But the underlying point is, the challenge is that they don’t have the effective tools they need to do their job.
But why is now the time to tackle these challenges and why is Intelligent Automation such a key part of the answer?
Here’s Damon’s summary; “I think that legal firms really need to be focusing on the big themes at the moment because there is so much to focus on, if you don’t focus on the big themes, you’re going to miss out.
To reiterate those are;
- Client cost pressures, looking at efficiencies and better value.
- The liberalisation of the legal markets with the alternative business structures and legal process outsourcing, which are here to stay. Making sure that those processes are optimised must be a key focus. Then finally,
- The tech is advancing at such a pace and we know it will take up repetitive administrative tasks with greater precision, and also recall capability as well, so that’s a big advantage.
So, I would say that embarking on Intelligent Automation of processes now is a really good and smart way to start reducing your costs and redeploying skilled resources onto value-add activity.”
Technology specialists and lots of firms have been doing automation for years, the intelligence bit is really benefiting from the commoditised, artificial intelligence capabilities.
It sounds a bit advanced, but actually, when you look at what commoditized artificial intelligence gives you, it’s things like natural language processing. The hard work that would have been done, it’s been built for you and now it’s more accessible than before.
Some easy Intelligent Automation wins for law firms
These are a few of my favourites because they fit well with large chunks of legal work and they have been developed, refined and have proven benefits.
Natural language processing.
For example, train up the technologies to understand legal language better, because it’s more structured, than the conversation we’re having now. That then allows lawyers to process legal documents quicker. You can also get insight on what’s being said, but the judgment remains with the human, it’s an advisory service.
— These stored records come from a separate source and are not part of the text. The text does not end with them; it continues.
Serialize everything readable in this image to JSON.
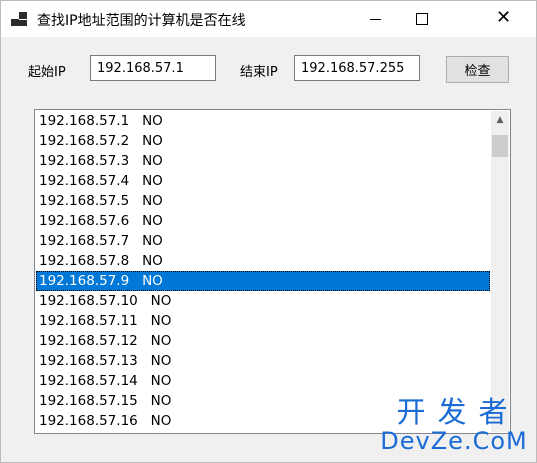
{
  "window": {
    "title": "查找IP地址范围的计算机是否在线",
    "close_glyph": "✕"
  },
  "form": {
    "start_label": "起始IP",
    "start_value": "192.168.57.1",
    "end_label": "结束IP",
    "end_value": "192.168.57.255",
    "check_button": "检查"
  },
  "list": {
    "selected_index": 8,
    "items": [
      {
        "ip": "192.168.57.1",
        "status": "NO"
      },
      {
        "ip": "192.168.57.2",
        "status": "NO"
      },
      {
        "ip": "192.168.57.3",
        "status": "NO"
      },
      {
        "ip": "192.168.57.4",
        "status": "NO"
      },
      {
        "ip": "192.168.57.5",
        "status": "NO"
      },
      {
        "ip": "192.168.57.6",
        "status": "NO"
      },
      {
        "ip": "192.168.57.7",
        "status": "NO"
      },
      {
        "ip": "192.168.57.8",
        "status": "NO"
      },
      {
        "ip": "192.168.57.9",
        "status": "NO"
      },
      {
        "ip": "192.168.57.10",
        "status": "NO"
      },
      {
        "ip": "192.168.57.11",
        "status": "NO"
      },
      {
        "ip": "192.168.57.12",
        "status": "NO"
      },
      {
        "ip": "192.168.57.13",
        "status": "NO"
      },
      {
        "ip": "192.168.57.14",
        "status": "NO"
      },
      {
        "ip": "192.168.57.15",
        "status": "NO"
      },
      {
        "ip": "192.168.57.16",
        "status": "NO"
      }
    ]
  },
  "watermark": {
    "cn": "开发者",
    "en": "DevZe.CoM"
  },
  "colors": {
    "selection": "#0078d7",
    "watermark": "#1a6bd6"
  }
}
Thanks to social media this has advanced considerable to become a useable solution; Is your customer happy? Sad? Are they likely to praise you or criticise you? You can apply sentiment analysis to legal statements, documents, again, in an advisory capacity to inform the lawyer on the decisions they need to make.
Really, what that means is, if you have a photograph in a document, you can extract it by just pressing a button, and it’s in your system or evidence file or case file.
If you have a table of data that’s in a PDF file, rather than recreate it, the computer scans it and brings it in as editable text. So that rekeying problem and the errors, are mitigated by these techniques.
The automation aspect just really brings these together in a total package, enabling the lawyers to do their jobs more effectively. It reduces that administrative burden and obviously reduces costs for the company overall.
Will Intelligent Automation lead to lower billings?
With Intelligent Automation you can bill more clients and grow your business. Better value from invoiced services, but more services billed. From a private sector perspective, you could do more of the same thing. So, if your business now is at a point where you can’t really take on any more clients without hiring people, you’re going to add to your cost base but make less profit.
If you automate it, you could do more with less. You increase your profit, you don’t really have to create large amounts of invoices and try and build your customer accounts from within. You can look to grow from the outside and build your company at the same time.
Interested in finding out more, then listen to the full podcast here or contact me at firstname.lastname@example.org